[ACTIVITY] Reproduce all of the data, making sure that no line differs from the original.

(Items from a dataset)
☆ ☆ ☆ ☆

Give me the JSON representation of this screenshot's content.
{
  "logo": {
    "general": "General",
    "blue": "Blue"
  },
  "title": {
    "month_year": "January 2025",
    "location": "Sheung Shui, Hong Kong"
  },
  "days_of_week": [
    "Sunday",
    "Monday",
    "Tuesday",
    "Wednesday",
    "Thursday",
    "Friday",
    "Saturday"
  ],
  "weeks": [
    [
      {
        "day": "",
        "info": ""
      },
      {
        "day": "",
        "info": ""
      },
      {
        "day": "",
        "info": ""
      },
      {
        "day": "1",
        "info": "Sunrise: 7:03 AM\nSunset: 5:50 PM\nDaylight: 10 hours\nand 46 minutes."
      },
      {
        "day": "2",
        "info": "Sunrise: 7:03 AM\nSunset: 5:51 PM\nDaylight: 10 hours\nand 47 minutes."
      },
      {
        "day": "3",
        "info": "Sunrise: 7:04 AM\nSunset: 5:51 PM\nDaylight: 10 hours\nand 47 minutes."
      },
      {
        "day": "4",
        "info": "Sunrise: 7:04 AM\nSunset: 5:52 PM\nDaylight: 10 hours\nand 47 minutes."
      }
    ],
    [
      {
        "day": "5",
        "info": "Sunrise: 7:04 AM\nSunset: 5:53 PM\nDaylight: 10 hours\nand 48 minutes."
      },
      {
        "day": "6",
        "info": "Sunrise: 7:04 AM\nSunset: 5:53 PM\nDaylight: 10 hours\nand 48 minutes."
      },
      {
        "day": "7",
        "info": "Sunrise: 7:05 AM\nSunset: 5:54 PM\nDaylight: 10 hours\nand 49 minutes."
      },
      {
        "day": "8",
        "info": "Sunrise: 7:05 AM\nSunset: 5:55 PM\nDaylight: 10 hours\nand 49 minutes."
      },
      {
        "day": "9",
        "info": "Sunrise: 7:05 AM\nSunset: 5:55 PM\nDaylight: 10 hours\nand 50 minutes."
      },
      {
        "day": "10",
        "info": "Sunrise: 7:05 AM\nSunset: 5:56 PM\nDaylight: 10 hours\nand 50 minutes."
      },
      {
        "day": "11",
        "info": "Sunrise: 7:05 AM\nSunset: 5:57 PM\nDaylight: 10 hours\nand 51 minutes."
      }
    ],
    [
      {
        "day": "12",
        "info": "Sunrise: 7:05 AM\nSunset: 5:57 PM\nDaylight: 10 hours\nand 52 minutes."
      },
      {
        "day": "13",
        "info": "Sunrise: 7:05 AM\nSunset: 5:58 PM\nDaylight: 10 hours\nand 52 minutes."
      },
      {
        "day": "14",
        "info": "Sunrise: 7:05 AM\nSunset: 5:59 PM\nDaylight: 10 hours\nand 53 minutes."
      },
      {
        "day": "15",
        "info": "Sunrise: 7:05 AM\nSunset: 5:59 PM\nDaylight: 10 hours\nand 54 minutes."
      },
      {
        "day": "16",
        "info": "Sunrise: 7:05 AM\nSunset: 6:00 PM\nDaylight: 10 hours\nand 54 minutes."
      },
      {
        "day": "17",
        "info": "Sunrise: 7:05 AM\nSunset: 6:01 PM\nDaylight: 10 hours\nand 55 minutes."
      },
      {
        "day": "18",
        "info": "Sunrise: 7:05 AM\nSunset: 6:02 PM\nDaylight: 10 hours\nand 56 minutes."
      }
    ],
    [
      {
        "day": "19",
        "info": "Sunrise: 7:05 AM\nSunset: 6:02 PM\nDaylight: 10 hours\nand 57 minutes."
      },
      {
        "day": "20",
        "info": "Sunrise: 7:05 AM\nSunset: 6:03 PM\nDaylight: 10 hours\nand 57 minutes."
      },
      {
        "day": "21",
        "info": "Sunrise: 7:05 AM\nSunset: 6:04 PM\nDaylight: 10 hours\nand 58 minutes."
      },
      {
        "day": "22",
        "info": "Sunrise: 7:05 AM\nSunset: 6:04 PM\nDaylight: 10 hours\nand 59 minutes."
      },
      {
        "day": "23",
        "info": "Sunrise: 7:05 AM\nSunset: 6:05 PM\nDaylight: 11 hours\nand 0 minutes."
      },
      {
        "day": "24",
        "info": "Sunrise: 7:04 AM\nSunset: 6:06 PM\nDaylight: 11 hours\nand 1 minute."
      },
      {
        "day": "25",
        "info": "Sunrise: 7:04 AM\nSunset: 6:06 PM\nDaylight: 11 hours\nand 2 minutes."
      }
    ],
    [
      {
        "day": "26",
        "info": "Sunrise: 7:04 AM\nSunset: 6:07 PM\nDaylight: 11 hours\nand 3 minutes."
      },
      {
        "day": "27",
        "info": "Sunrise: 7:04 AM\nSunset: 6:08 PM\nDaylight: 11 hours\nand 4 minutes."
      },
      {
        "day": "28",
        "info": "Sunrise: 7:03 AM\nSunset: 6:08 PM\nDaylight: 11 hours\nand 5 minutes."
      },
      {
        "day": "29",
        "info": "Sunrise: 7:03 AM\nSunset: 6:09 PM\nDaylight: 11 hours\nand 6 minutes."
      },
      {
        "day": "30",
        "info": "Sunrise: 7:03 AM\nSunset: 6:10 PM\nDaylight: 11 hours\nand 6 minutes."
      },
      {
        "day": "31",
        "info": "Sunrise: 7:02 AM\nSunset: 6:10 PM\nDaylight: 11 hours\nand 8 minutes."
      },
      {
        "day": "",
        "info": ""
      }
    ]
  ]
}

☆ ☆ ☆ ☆

[THE ANSWER]
Give me the JSON representation of this screenshot's content.
{
  "logo": {
    "general": "General",
    "blue": "Blue"
  },
  "title": {
    "month_year": "January 2025",
    "location": "Sheung Shui, Hong Kong"
  },
  "days_of_week": [
    "Sunday",
    "Monday",
    "Tuesday",
    "Wednesday",
    "Thursday",
    "Friday",
    "Saturday"
  ],
  "weeks": [
    [
      {
        "day": "",
        "info": ""
      },
      {
        "day": "",
        "info": ""
      },
      {
        "day": "",
        "info": ""
      },
      {
        "day": "1",
        "info": "Sunrise: 7:03 AM\nSunset: 5:50 PM\nDaylight: 10 hours\nand 46 minutes."
      },
      {
        "day": "2",
        "info": "Sunrise: 7:03 AM\nSunset: 5:51 PM\nDaylight: 10 hours\nand 47 minutes."
      },
      {
        "day": "3",
        "info": "Sunrise: 7:04 AM\nSunset: 5:51 PM\nDaylight: 10 hours\nand 47 minutes."
      },
      {
        "day": "4",
        "info": "Sunrise: 7:04 AM\nSunset: 5:52 PM\nDaylight: 10 hours\nand 47 minutes."
      }
    ],
    [
      {
        "day": "5",
        "info": "Sunrise: 7:04 AM\nSunset: 5:53 PM\nDaylight: 10 hours\nand 48 minutes."
      },
      {
        "day": "6",
        "info": "Sunrise: 7:04 AM\nSunset: 5:53 PM\nDaylight: 10 hours\nand 48 minutes."
      },
      {
        "day": "7",
        "info": "Sunrise: 7:05 AM\nSunset: 5:54 PM\nDaylight: 10 hours\nand 49 minutes."
      },
      {
        "day": "8",
        "info": "Sunrise: 7:05 AM\nSunset: 5:55 PM\nDaylight: 10 hours\nand 49 minutes."
      },
      {
        "day": "9",
        "info": "Sunrise: 7:05 AM\nSunset: 5:55 PM\nDaylight: 10 hours\nand 50 minutes."
      },
      {
        "day": "10",
        "info": "Sunrise: 7:05 AM\nSunset: 5:56 PM\nDaylight: 10 hours\nand 50 minutes."
      },
      {
        "day": "11",
        "info": "Sunrise: 7:05 AM\nSunset: 5:57 PM\nDaylight: 10 hours\nand 51 minutes."
      }
    ],
    [
      {
        "day": "12",
        "info": "Sunrise: 7:05 AM\nSunset: 5:57 PM\nDaylight: 10 hours\nand 52 minutes."
      },
      {
        "day": "13",
        "info": "Sunrise: 7:05 AM\nSunset: 5:58 PM\nDaylight: 10 hours\nand 52 minutes."
      },
      {
        "day": "14",
        "info": "Sunrise: 7:05 AM\nSunset: 5:59 PM\nDaylight: 10 hours\nand 53 minutes."
      },
      {
        "day": "15",
        "info": "Sunrise: 7:05 AM\nSunset: 5:59 PM\nDaylight: 10 hours\nand 54 minutes."
      },
      {
        "day": "16",
        "info": "Sunrise: 7:05 AM\nSunset: 6:00 PM\nDaylight: 10 hours\nand 54 minutes."
      },
      {
        "day": "17",
        "info": "Sunrise: 7:05 AM\nSunset: 6:01 PM\nDaylight: 10 hours\nand 55 minutes."
      },
      {
        "day": "18",
        "info": "Sunrise: 7:05 AM\nSunset: 6:02 PM\nDaylight: 10 hours\nand 56 minutes."
      }
    ],
    [
      {
        "day": "19",
        "info": "Sunrise: 7:05 AM\nSunset: 6:02 PM\nDaylight: 10 hours\nand 57 minutes."
      },
      {
        "day": "20",
        "info": "Sunrise: 7:05 AM\nSunset: 6:03 PM\nDaylight: 10 hours\nand 57 minutes."
      },
      {
        "day": "21",
        "info": "Sunrise: 7:05 AM\nSunset: 6:04 PM\nDaylight: 10 hours\nand 58 minutes."
      },
      {
        "day": "22",
        "info": "Sunrise: 7:05 AM\nSunset: 6:04 PM\nDaylight: 10 hours\nand 59 minutes."
      },
      {
        "day": "23",
        "info": "Sunrise: 7:05 AM\nSunset: 6:05 PM\nDaylight: 11 hours\nand 0 minutes."
      },
      {
        "day": "24",
        "info": "Sunrise: 7:04 AM\nSunset: 6:06 PM\nDaylight: 11 hours\nand 1 minute."
      },
      {
        "day": "25",
        "info": "Sunrise: 7:04 AM\nSunset: 6:06 PM\nDaylight: 11 hours\nand 2 minutes."
      }
    ],
    [
      {
        "day": "26",
        "info": "Sunrise: 7:04 AM\nSunset: 6:07 PM\nDaylight: 11 hours\nand 3 minutes."
      },
      {
        "day": "27",
        "info": "Sunrise: 7:04 AM\nSunset: 6:08 PM\nDaylight: 11 hours\nand 4 minutes."
      },
      {
        "day": "28",
        "info": "Sunrise: 7:03 AM\nSunset: 6:08 PM\nDaylight: 11 hours\nand 5 minutes."
      },
      {
        "day": "29",
        "info": "Sunrise: 7:03 AM\nSunset: 6:09 PM\nDaylight: 11 hours\nand 6 minutes."
      },
      {
        "day": "30",
        "info": "Sunrise: 7:03 AM\nSunset: 6:10 PM\nDaylight: 11 hours\nand 6 minutes."
      },
      {
        "day": "31",
        "info": "Sunrise: 7:02 AM\nSunset: 6:10 PM\nDaylight: 11 hours\nand 8 minutes."
      },
      {
        "day": "",
        "info": ""
      }
    ]
  ]
}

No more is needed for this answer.